- Required work: Copy the listing exactly, please, and keep every picture out of it.

(Supplied data begins)

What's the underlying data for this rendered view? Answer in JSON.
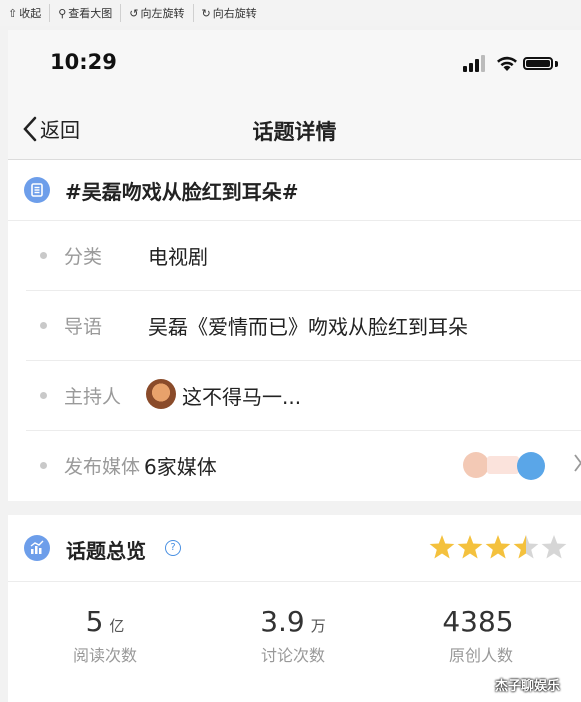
{
  "toolbar": {
    "items": [
      {
        "icon": "collapse-icon",
        "glyph": "⇧",
        "label": "收起"
      },
      {
        "icon": "search-icon",
        "glyph": "⚲",
        "label": "查看大图"
      },
      {
        "icon": "rotate-left-icon",
        "glyph": "↺",
        "label": "向左旋转"
      },
      {
        "icon": "rotate-right-icon",
        "glyph": "↻",
        "label": "向右旋转"
      }
    ]
  },
  "status_bar": {
    "time": "10:29"
  },
  "nav": {
    "back_label": "返回",
    "title": "话题详情"
  },
  "topic": {
    "name": "#吴磊吻戏从脸红到耳朵#",
    "rows": {
      "category": {
        "label": "分类",
        "value": "电视剧"
      },
      "intro": {
        "label": "导语",
        "value": "吴磊《爱情而已》吻戏从脸红到耳朵"
      },
      "host": {
        "label": "主持人",
        "value": "这不得马一..."
      },
      "media": {
        "label": "发布媒体",
        "value": "6家媒体"
      }
    }
  },
  "overview": {
    "title": "话题总览",
    "rating": 3.5,
    "rating_max": 5,
    "stats": [
      {
        "value": "5",
        "unit": "亿",
        "label": "阅读次数"
      },
      {
        "value": "3.9",
        "unit": "万",
        "label": "讨论次数"
      },
      {
        "value": "4385",
        "unit": "",
        "label": "原创人数"
      }
    ]
  },
  "watermark": "杰子聊娱乐",
  "colors": {
    "accent": "#6d9eea",
    "star": "#f4c13d",
    "star_empty": "#d6d6d6"
  }
}
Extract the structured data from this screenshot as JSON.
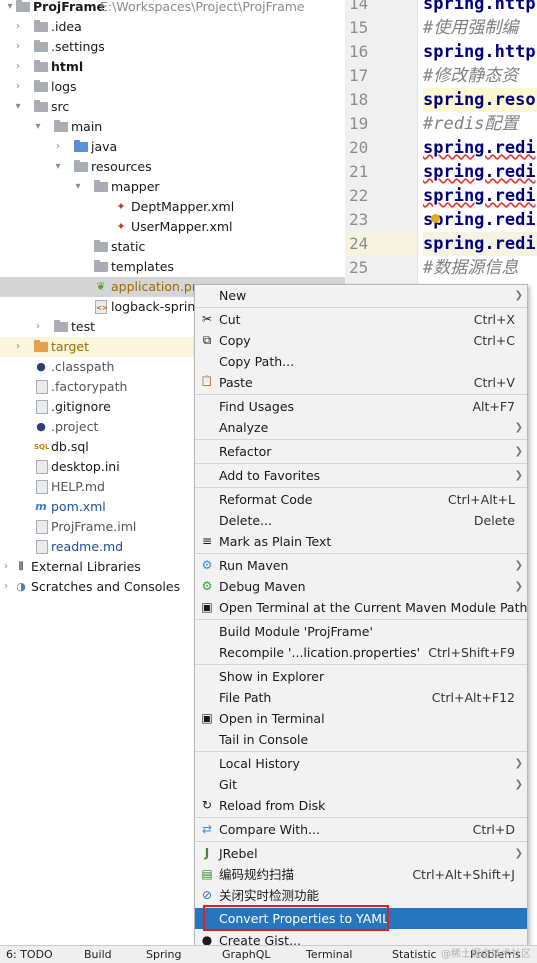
{
  "tree": {
    "root": {
      "name": "ProjFrame",
      "path": "E:\\Workspaces\\Project\\ProjFrame"
    },
    "items": [
      {
        "label": ".idea"
      },
      {
        "label": ".settings"
      },
      {
        "label": "html"
      },
      {
        "label": "logs"
      },
      {
        "label": "src"
      },
      {
        "label": "main"
      },
      {
        "label": "java"
      },
      {
        "label": "resources"
      },
      {
        "label": "mapper"
      },
      {
        "label": "DeptMapper.xml"
      },
      {
        "label": "UserMapper.xml"
      },
      {
        "label": "static"
      },
      {
        "label": "templates"
      },
      {
        "label": "application.pro"
      },
      {
        "label": "logback-spring"
      },
      {
        "label": "test"
      },
      {
        "label": "target"
      },
      {
        "label": ".classpath"
      },
      {
        "label": ".factorypath"
      },
      {
        "label": ".gitignore"
      },
      {
        "label": ".project"
      },
      {
        "label": "db.sql"
      },
      {
        "label": "desktop.ini"
      },
      {
        "label": "HELP.md"
      },
      {
        "label": "pom.xml"
      },
      {
        "label": "ProjFrame.iml"
      },
      {
        "label": "readme.md"
      },
      {
        "label": "External Libraries"
      },
      {
        "label": "Scratches and Consoles"
      }
    ]
  },
  "editor": {
    "lines": [
      {
        "num": "14",
        "text": "spring.http"
      },
      {
        "num": "15",
        "text": "#使用强制编"
      },
      {
        "num": "16",
        "text": "spring.http"
      },
      {
        "num": "17",
        "text": "#修改静态资"
      },
      {
        "num": "18",
        "text": "spring.reso"
      },
      {
        "num": "19",
        "text": "#redis配置"
      },
      {
        "num": "20",
        "text": "spring.redi"
      },
      {
        "num": "21",
        "text": "spring.redi"
      },
      {
        "num": "22",
        "text": "spring.redi"
      },
      {
        "num": "23",
        "text": "spring.redi"
      },
      {
        "num": "24",
        "text": "spring.redi"
      },
      {
        "num": "25",
        "text": "#数据源信息"
      }
    ]
  },
  "menu": {
    "items": [
      {
        "label": "New",
        "shortcut": "",
        "icon": ""
      },
      {
        "label": "Cut",
        "shortcut": "Ctrl+X",
        "icon": "✂"
      },
      {
        "label": "Copy",
        "shortcut": "Ctrl+C",
        "icon": "⧉"
      },
      {
        "label": "Copy Path...",
        "shortcut": "",
        "icon": ""
      },
      {
        "label": "Paste",
        "shortcut": "Ctrl+V",
        "icon": "📋"
      },
      {
        "label": "Find Usages",
        "shortcut": "Alt+F7",
        "icon": ""
      },
      {
        "label": "Analyze",
        "shortcut": "",
        "icon": ""
      },
      {
        "label": "Refactor",
        "shortcut": "",
        "icon": ""
      },
      {
        "label": "Add to Favorites",
        "shortcut": "",
        "icon": ""
      },
      {
        "label": "Reformat Code",
        "shortcut": "Ctrl+Alt+L",
        "icon": ""
      },
      {
        "label": "Delete...",
        "shortcut": "Delete",
        "icon": ""
      },
      {
        "label": "Mark as Plain Text",
        "shortcut": "",
        "icon": "≡"
      },
      {
        "label": "Run Maven",
        "shortcut": "",
        "icon": "⚙"
      },
      {
        "label": "Debug Maven",
        "shortcut": "",
        "icon": "⚙"
      },
      {
        "label": "Open Terminal at the Current Maven Module Path",
        "shortcut": "",
        "icon": "▣"
      },
      {
        "label": "Build Module 'ProjFrame'",
        "shortcut": "",
        "icon": ""
      },
      {
        "label": "Recompile '...lication.properties'",
        "shortcut": "Ctrl+Shift+F9",
        "icon": ""
      },
      {
        "label": "Show in Explorer",
        "shortcut": "",
        "icon": ""
      },
      {
        "label": "File Path",
        "shortcut": "Ctrl+Alt+F12",
        "icon": ""
      },
      {
        "label": "Open in Terminal",
        "shortcut": "",
        "icon": "▣"
      },
      {
        "label": "Tail in Console",
        "shortcut": "",
        "icon": ""
      },
      {
        "label": "Local History",
        "shortcut": "",
        "icon": ""
      },
      {
        "label": "Git",
        "shortcut": "",
        "icon": ""
      },
      {
        "label": "Reload from Disk",
        "shortcut": "",
        "icon": "↻"
      },
      {
        "label": "Compare With...",
        "shortcut": "Ctrl+D",
        "icon": "⇄"
      },
      {
        "label": "JRebel",
        "shortcut": "",
        "icon": "J"
      },
      {
        "label": "编码规约扫描",
        "shortcut": "Ctrl+Alt+Shift+J",
        "icon": "▤"
      },
      {
        "label": "关闭实时检测功能",
        "shortcut": "",
        "icon": "⊘"
      },
      {
        "label": "Convert Properties to YAML",
        "shortcut": "",
        "icon": ""
      },
      {
        "label": "Create Gist...",
        "shortcut": "",
        "icon": "●"
      }
    ]
  },
  "statusbar": {
    "items": [
      {
        "label": "6: TODO"
      },
      {
        "label": "Build"
      },
      {
        "label": "Spring"
      },
      {
        "label": "GraphQL"
      },
      {
        "label": "Terminal"
      },
      {
        "label": "Statistic"
      },
      {
        "label": "Problems"
      }
    ],
    "watermark": "@稀土掘金技术社区"
  },
  "colors": {
    "accent": "#2675bf",
    "highlight_box": "#e02020"
  }
}
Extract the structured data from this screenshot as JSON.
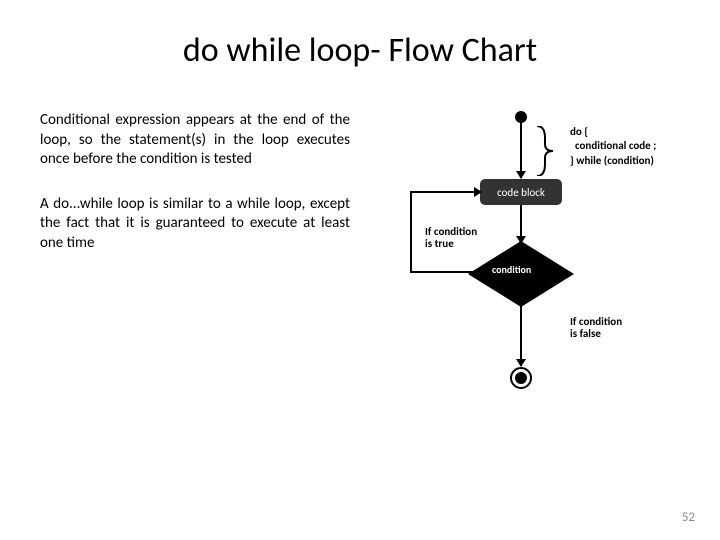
{
  "title": "do while loop- Flow Chart",
  "paragraphs": {
    "p1": "Conditional expression appears at the end of the loop, so the statement(s) in the loop executes once before the condition is tested",
    "p2": "A do...while loop is similar to a while loop, except the fact that it is guaranteed to execute at least one time"
  },
  "flowchart": {
    "code_block_label": "code block",
    "condition_label": "condition",
    "true_label_line1": "If condition",
    "true_label_line2": "is true",
    "false_label_line1": "If condition",
    "false_label_line2": "is false",
    "syntax_line1": "do {",
    "syntax_line2": "  conditional code ;",
    "syntax_line3": "} while (condition)"
  },
  "page_number": "52"
}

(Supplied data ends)

- Answer box:
What's the underlying data for this rendered view? Answer in JSON.
{
  "toolbar": {
    "items": [
      {
        "icon": "collapse-icon",
        "glyph": "⇧",
        "label": "收起"
      },
      {
        "icon": "search-icon",
        "glyph": "⚲",
        "label": "查看大图"
      },
      {
        "icon": "rotate-left-icon",
        "glyph": "↺",
        "label": "向左旋转"
      },
      {
        "icon": "rotate-right-icon",
        "glyph": "↻",
        "label": "向右旋转"
      }
    ]
  },
  "status_bar": {
    "time": "10:29"
  },
  "nav": {
    "back_label": "返回",
    "title": "话题详情"
  },
  "topic": {
    "name": "#吴磊吻戏从脸红到耳朵#",
    "rows": {
      "category": {
        "label": "分类",
        "value": "电视剧"
      },
      "intro": {
        "label": "导语",
        "value": "吴磊《爱情而已》吻戏从脸红到耳朵"
      },
      "host": {
        "label": "主持人",
        "value": "这不得马一..."
      },
      "media": {
        "label": "发布媒体",
        "value": "6家媒体"
      }
    }
  },
  "overview": {
    "title": "话题总览",
    "rating": 3.5,
    "rating_max": 5,
    "stats": [
      {
        "value": "5",
        "unit": "亿",
        "label": "阅读次数"
      },
      {
        "value": "3.9",
        "unit": "万",
        "label": "讨论次数"
      },
      {
        "value": "4385",
        "unit": "",
        "label": "原创人数"
      }
    ]
  },
  "watermark": "杰子聊娱乐",
  "colors": {
    "accent": "#6d9eea",
    "star": "#f4c13d",
    "star_empty": "#d6d6d6"
  }
}
Extract the structured data from this screenshot as JSON.
{
  "tree": {
    "root": {
      "name": "ProjFrame",
      "path": "E:\\Workspaces\\Project\\ProjFrame"
    },
    "items": [
      {
        "label": ".idea"
      },
      {
        "label": ".settings"
      },
      {
        "label": "html"
      },
      {
        "label": "logs"
      },
      {
        "label": "src"
      },
      {
        "label": "main"
      },
      {
        "label": "java"
      },
      {
        "label": "resources"
      },
      {
        "label": "mapper"
      },
      {
        "label": "DeptMapper.xml"
      },
      {
        "label": "UserMapper.xml"
      },
      {
        "label": "static"
      },
      {
        "label": "templates"
      },
      {
        "label": "application.pro"
      },
      {
        "label": "logback-spring"
      },
      {
        "label": "test"
      },
      {
        "label": "target"
      },
      {
        "label": ".classpath"
      },
      {
        "label": ".factorypath"
      },
      {
        "label": ".gitignore"
      },
      {
        "label": ".project"
      },
      {
        "label": "db.sql"
      },
      {
        "label": "desktop.ini"
      },
      {
        "label": "HELP.md"
      },
      {
        "label": "pom.xml"
      },
      {
        "label": "ProjFrame.iml"
      },
      {
        "label": "readme.md"
      },
      {
        "label": "External Libraries"
      },
      {
        "label": "Scratches and Consoles"
      }
    ]
  },
  "editor": {
    "lines": [
      {
        "num": "14",
        "text": "spring.http"
      },
      {
        "num": "15",
        "text": "#使用强制编"
      },
      {
        "num": "16",
        "text": "spring.http"
      },
      {
        "num": "17",
        "text": "#修改静态资"
      },
      {
        "num": "18",
        "text": "spring.reso"
      },
      {
        "num": "19",
        "text": "#redis配置"
      },
      {
        "num": "20",
        "text": "spring.redi"
      },
      {
        "num": "21",
        "text": "spring.redi"
      },
      {
        "num": "22",
        "text": "spring.redi"
      },
      {
        "num": "23",
        "text": "spring.redi"
      },
      {
        "num": "24",
        "text": "spring.redi"
      },
      {
        "num": "25",
        "text": "#数据源信息"
      }
    ]
  },
  "menu": {
    "items": [
      {
        "label": "New",
        "shortcut": "",
        "icon": ""
      },
      {
        "label": "Cut",
        "shortcut": "Ctrl+X",
        "icon": "✂"
      },
      {
        "label": "Copy",
        "shortcut": "Ctrl+C",
        "icon": "⧉"
      },
      {
        "label": "Copy Path...",
        "shortcut": "",
        "icon": ""
      },
      {
        "label": "Paste",
        "shortcut": "Ctrl+V",
        "icon": "📋"
      },
      {
        "label": "Find Usages",
        "shortcut": "Alt+F7",
        "icon": ""
      },
      {
        "label": "Analyze",
        "shortcut": "",
        "icon": ""
      },
      {
        "label": "Refactor",
        "shortcut": "",
        "icon": ""
      },
      {
        "label": "Add to Favorites",
        "shortcut": "",
        "icon": ""
      },
      {
        "label": "Reformat Code",
        "shortcut": "Ctrl+Alt+L",
        "icon": ""
      },
      {
        "label": "Delete...",
        "shortcut": "Delete",
        "icon": ""
      },
      {
        "label": "Mark as Plain Text",
        "shortcut": "",
        "icon": "≡"
      },
      {
        "label": "Run Maven",
        "shortcut": "",
        "icon": "⚙"
      },
      {
        "label": "Debug Maven",
        "shortcut": "",
        "icon": "⚙"
      },
      {
        "label": "Open Terminal at the Current Maven Module Path",
        "shortcut": "",
        "icon": "▣"
      },
      {
        "label": "Build Module 'ProjFrame'",
        "shortcut": "",
        "icon": ""
      },
      {
        "label": "Recompile '...lication.properties'",
        "shortcut": "Ctrl+Shift+F9",
        "icon": ""
      },
      {
        "label": "Show in Explorer",
        "shortcut": "",
        "icon": ""
      },
      {
        "label": "File Path",
        "shortcut": "Ctrl+Alt+F12",
        "icon": ""
      },
      {
        "label": "Open in Terminal",
        "shortcut": "",
        "icon": "▣"
      },
      {
        "label": "Tail in Console",
        "shortcut": "",
        "icon": ""
      },
      {
        "label": "Local History",
        "shortcut": "",
        "icon": ""
      },
      {
        "label": "Git",
        "shortcut": "",
        "icon": ""
      },
      {
        "label": "Reload from Disk",
        "shortcut": "",
        "icon": "↻"
      },
      {
        "label": "Compare With...",
        "shortcut": "Ctrl+D",
        "icon": "⇄"
      },
      {
        "label": "JRebel",
        "shortcut": "",
        "icon": "J"
      },
      {
        "label": "编码规约扫描",
        "shortcut": "Ctrl+Alt+Shift+J",
        "icon": "▤"
      },
      {
        "label": "关闭实时检测功能",
        "shortcut": "",
        "icon": "⊘"
      },
      {
        "label": "Convert Properties to YAML",
        "shortcut": "",
        "icon": ""
      },
      {
        "label": "Create Gist...",
        "shortcut": "",
        "icon": "●"
      }
    ]
  },
  "statusbar": {
    "items": [
      {
        "label": "6: TODO"
      },
      {
        "label": "Build"
      },
      {
        "label": "Spring"
      },
      {
        "label": "GraphQL"
      },
      {
        "label": "Terminal"
      },
      {
        "label": "Statistic"
      },
      {
        "label": "Problems"
      }
    ],
    "watermark": "@稀土掘金技术社区"
  },
  "colors": {
    "accent": "#2675bf",
    "highlight_box": "#e02020"
  }
}
Extract the structured data from this screenshot as JSON.
{
  "title": "do while loop- Flow Chart",
  "paragraphs": {
    "p1": "Conditional expression appears at the end of the loop, so the statement(s) in the loop executes once before the condition is tested",
    "p2": "A do...while loop is similar to a while loop, except the fact that it is guaranteed to execute at least one time"
  },
  "flowchart": {
    "code_block_label": "code block",
    "condition_label": "condition",
    "true_label_line1": "If condition",
    "true_label_line2": "is true",
    "false_label_line1": "If condition",
    "false_label_line2": "is false",
    "syntax_line1": "do {",
    "syntax_line2": "  conditional code ;",
    "syntax_line3": "} while (condition)"
  },
  "page_number": "52"
}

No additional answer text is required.